By default, this searches for any categories containing your search term: eg, Tudor will also find Tudors, Tudor History, etc. Check the 'exact' box to restrict searching to categories exactly matching your search. All searches are case-insensitive.

This is a search for tags/categories assigned to blog posts by their authors. The terminology used for post tags varies across different blog platforms, but WordPress tags and categories, Blogspot labels, and Tumblr tags are all included.

This search feature has a number of purposes:

1. to give site users improved access to the content EMC has been aggregating since August 2012, so they can look for bloggers posting on topics they're interested in, explore what's happening in the early modern blogosphere, and so on.

2. to facilitate and encourage the proactive use of post categories/tags by groups of bloggers with shared interests. All searches can be bookmarked for reference, making it possible to create useful resources of blogging about specific news, topics, conferences, etc, in a similar fashion to Twitter hashtags. Bloggers could agree on a shared tag for posts, or an event organiser could announce one in advance, as is often done with Twitter hashtags.
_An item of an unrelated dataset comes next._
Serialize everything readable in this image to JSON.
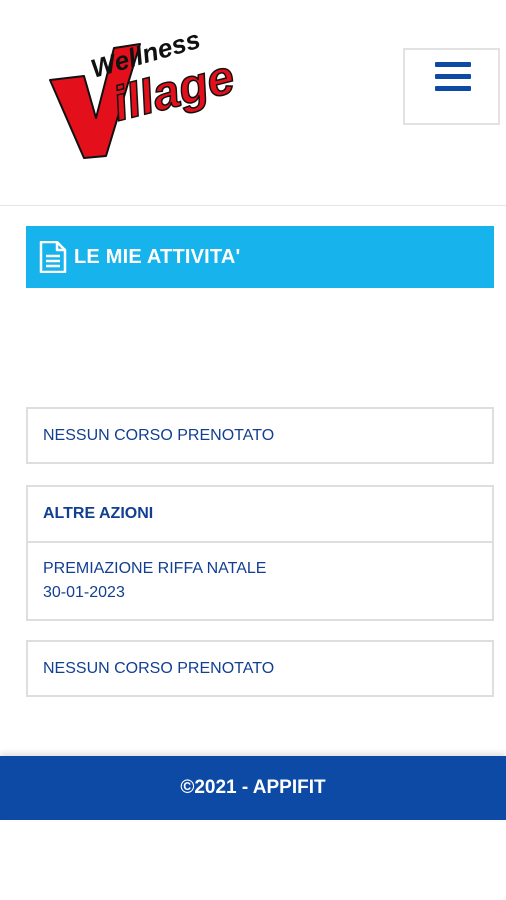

Caveats and Work in Progress

This does not search post content, and it will not find any informal keywords/hashtags within the body of posts.
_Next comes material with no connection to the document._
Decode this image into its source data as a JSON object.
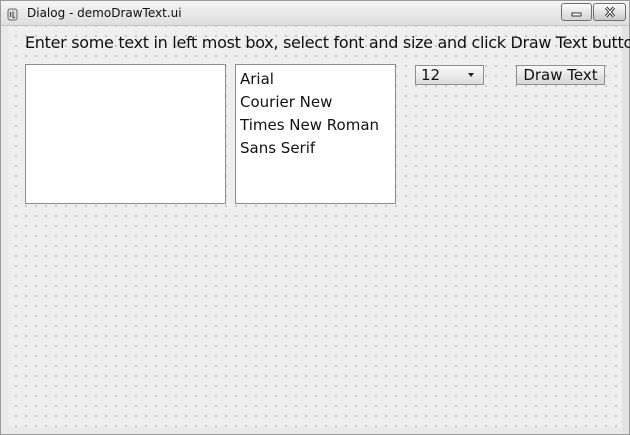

If EMC doesn't find any <category> tags for a post in the RSS feed it is classified as uncategorized. These and any <category> 'uncategorized' from the feed are omitted from search results. (It should always be borne in mind that some bloggers never use any kind of category or tag at all.)

This will not be a 'real time' search, although EMC updates content every few hours so it's never very far behind events.

The search is at present quite basic and limited. I plan to add a number of more sophisticated features in the future including the ability to filter by blog tags and by dates. I may also introduce RSS feeds for search queries at some point.

Constructing Search Query URLs

If you'd like to use an event tag, it's possible to work out in advance what the URL will be, without needing to visit EMC and run the search manually (though you might be advised to check it works!). But you'll need to use URL encoding as appropriate for any spaces or punctuation in the tag (so it might be a good idea to avoid them).

This is the basic structure:

http://emc.historycarnival.org/searchcat?s={search term or phrase}

For example, the URL for a simple search for categories containing London:

http://emc.historycarnival.org/searchcat?s=london

The URL for a search for the exact category Gunpowder Plot:

http://emc.historycarnival.org/searchcat?s=Gunpowder%20Plot&exact=on

In this more complex URL, %20 is the URL encoding for a space between words and &exact=on adds the exact category requirement.

I'll do my best to ensure that the basic URL construction (searchcat?s=...) is stable and persistent as long as the site is around.